Lake Merritt Camino Walk
Saturday, March 5, 2016
10:30 AM – noon
This is an informal gathering that takes place on the first Saturday of the month, rain or shine. The group meets at the Lake Merritt Pergola on the east side of Oakland’s Lake Merritt at 10:30 AM and starts walking at 10:45 AM in a clockwise direction around the lake.
NorCal Pilgrim Blessing Ceremony and Potluck
March 12, 10:30 am – 3:30 pm
Newman Hall, Berkeley
For those of you attending the Pilgrim’s Blessing and Potluck on March 12th, the program schedule was emailed to NorCal list subscribers and shared on the Facebook event page.
We will take a Camino Class of 2016 group photo and a photo of all attendees.
RSVP required by Friday, March 11th so we know how many chairs to set up.
Email NorCal@americanpilgrims.org and let us know if you will walk the Camino in 2016 and need a scallop shell for the blessing.
See more details on the Facebook event page. Continue reading
Love and Life on the Camino
By Susan Alcorn
For my husband Ralph and me, the Camino has been an integral part of our life for many years. Reflecting back to our first walk along the Camino Frances in 2001, it was a natural progression, but it was a daunting proposition nevertheless.
Ralph and I met in 1987 on a Sierra Club car-camping trip to Baja California. We had two weeks living in primitive circumstances in which to get acquainted. There were mishaps: people getting lost. There was reality: campsites that varied from dirt lots surrounded by cyclone fences to sandy stretches along beautiful azure waters. There was me with wind-blown hair and no makeup beyond lipstick (oops, not much has changed, there!). There was romance: together washing the group’s dishes each night (clean dishes and warm hands) and walks on the beaches, getting fresh shrimp right off the fishing boats, and dancing under the palm trees to the sound of a Mexican band playing nearby for a wedding party.
I’ll skip the details of our many years of backpacking in the Sierra except to emphasize that we had considerable hiking and backpacking experience before our first Camino trip. We knew that we could be happy with minimal comforts, and with spending 24 hours a day in each other’s company.
But we had never attempted a 500-mile hike across an entire country!
Puente la Reina (The Queen’s bridge) in 2010
Pilgrim on the Camino
Lovely city of Cirauqui
Other than it was an ancient pilgrimage trail, I knew very little about the Camino before we started. I knew that we started in the Pyrenees, that we would come down through the Basque country, then would cross the meseta, and end up in Santiago de Compostela.
Love is the Camino de Santiago
By Gabriel Schirm
In the popular 2003 film, Love Actually, Hugh Grant opens the movie with these wise words, “Whenever I get gloomy with the state of the world, I think about the arrivals gate at Heathrow Airport.
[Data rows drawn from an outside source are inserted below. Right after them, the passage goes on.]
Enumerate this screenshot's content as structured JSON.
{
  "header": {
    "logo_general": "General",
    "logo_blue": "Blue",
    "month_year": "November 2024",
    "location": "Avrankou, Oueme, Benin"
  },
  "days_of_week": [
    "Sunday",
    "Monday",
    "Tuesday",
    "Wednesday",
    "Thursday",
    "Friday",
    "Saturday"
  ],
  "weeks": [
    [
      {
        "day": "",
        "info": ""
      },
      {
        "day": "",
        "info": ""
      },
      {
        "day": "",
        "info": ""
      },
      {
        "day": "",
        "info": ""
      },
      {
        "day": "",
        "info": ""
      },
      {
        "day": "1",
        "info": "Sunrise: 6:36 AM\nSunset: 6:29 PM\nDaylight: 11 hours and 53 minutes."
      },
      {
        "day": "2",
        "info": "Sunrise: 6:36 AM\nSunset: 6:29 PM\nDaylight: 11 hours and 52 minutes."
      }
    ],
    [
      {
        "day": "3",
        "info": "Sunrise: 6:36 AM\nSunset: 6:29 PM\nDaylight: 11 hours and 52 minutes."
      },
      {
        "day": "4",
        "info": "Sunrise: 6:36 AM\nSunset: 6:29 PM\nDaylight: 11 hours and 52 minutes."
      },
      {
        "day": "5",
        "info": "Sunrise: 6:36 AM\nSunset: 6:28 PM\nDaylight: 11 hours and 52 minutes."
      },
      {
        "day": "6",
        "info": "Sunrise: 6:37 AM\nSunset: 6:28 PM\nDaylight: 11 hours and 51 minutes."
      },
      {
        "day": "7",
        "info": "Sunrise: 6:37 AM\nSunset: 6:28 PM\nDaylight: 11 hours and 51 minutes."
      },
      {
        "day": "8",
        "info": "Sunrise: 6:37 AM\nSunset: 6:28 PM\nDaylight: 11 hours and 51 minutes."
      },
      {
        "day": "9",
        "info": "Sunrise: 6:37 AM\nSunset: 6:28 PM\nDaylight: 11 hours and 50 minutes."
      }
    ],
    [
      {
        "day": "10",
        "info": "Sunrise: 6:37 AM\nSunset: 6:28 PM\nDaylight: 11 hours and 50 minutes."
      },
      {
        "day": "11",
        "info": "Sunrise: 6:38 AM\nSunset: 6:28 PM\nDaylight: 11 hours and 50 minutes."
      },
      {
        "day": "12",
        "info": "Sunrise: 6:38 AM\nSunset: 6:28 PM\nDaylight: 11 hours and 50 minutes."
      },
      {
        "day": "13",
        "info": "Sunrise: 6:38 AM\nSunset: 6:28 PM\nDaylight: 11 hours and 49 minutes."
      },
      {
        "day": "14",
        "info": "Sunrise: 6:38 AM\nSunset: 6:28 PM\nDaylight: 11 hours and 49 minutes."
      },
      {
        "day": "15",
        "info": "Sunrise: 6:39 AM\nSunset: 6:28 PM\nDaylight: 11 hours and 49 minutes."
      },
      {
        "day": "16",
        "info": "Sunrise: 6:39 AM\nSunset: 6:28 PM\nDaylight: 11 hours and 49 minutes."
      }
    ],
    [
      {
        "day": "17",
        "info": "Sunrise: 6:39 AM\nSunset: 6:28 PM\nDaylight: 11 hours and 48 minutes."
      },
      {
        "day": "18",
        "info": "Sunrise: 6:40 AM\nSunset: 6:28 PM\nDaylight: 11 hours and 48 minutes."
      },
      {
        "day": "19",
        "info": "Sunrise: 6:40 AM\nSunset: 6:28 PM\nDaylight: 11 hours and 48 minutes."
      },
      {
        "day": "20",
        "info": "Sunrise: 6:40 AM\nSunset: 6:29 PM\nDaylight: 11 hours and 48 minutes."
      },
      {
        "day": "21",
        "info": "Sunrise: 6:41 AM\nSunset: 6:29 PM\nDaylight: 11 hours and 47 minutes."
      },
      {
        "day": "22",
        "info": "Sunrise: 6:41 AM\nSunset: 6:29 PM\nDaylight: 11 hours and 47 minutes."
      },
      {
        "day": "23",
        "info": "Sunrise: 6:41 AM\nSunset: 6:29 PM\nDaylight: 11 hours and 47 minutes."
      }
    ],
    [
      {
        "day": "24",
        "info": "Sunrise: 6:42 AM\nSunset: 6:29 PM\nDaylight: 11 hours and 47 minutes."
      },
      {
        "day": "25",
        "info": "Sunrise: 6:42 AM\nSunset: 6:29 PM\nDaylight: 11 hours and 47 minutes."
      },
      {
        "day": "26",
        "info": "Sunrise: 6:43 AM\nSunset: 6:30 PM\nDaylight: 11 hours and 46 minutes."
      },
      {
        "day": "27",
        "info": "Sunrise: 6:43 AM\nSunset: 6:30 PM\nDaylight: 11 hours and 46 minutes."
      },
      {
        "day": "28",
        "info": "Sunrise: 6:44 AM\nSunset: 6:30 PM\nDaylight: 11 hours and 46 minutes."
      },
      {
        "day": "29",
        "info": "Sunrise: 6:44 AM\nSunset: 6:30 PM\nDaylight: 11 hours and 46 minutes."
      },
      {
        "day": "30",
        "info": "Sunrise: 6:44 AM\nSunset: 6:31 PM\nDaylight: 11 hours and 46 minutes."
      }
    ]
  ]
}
General opinion’s starting to make out that we live in a world of hatred and greed, but I don’t see that. It seems to me that love is everywhere. Often it’s not particularly dignified or newsworthy, but it’s always there – fathers and sons, mothers and daughters, husbands and wives, boyfriends, girlfriends, old friends. When the planes hit the Twin Towers, as far as I know none of the phone calls from the people on board were messages of hate or revenge – they were all messages of love. If you look for it, I’ve got a sneaky feeling you’ll find that love actually is all around.”
I met my wife, Amy, in a coffee shop 10 years ago. It was a moment that turned me from a love skeptic, into a believer. Instantly I went from thinking romantic comedies were a cruel Hollywood form of torture, to finding I had something in common with those sappy love stories. Up until that point, love at first sight was a lie, a ridiculous dream, that is, until it happened to me. I had been struck by lightning, and it felt so good. After we were married on a beautiful June summer day in the mountains of Colorado, we moved to Spain, and spent 2 wonderful years falling madly in love with a country. When it came time to go home, we decided to walk the Camino de Santiago together, as one final farewell to our temporary home. Continue reading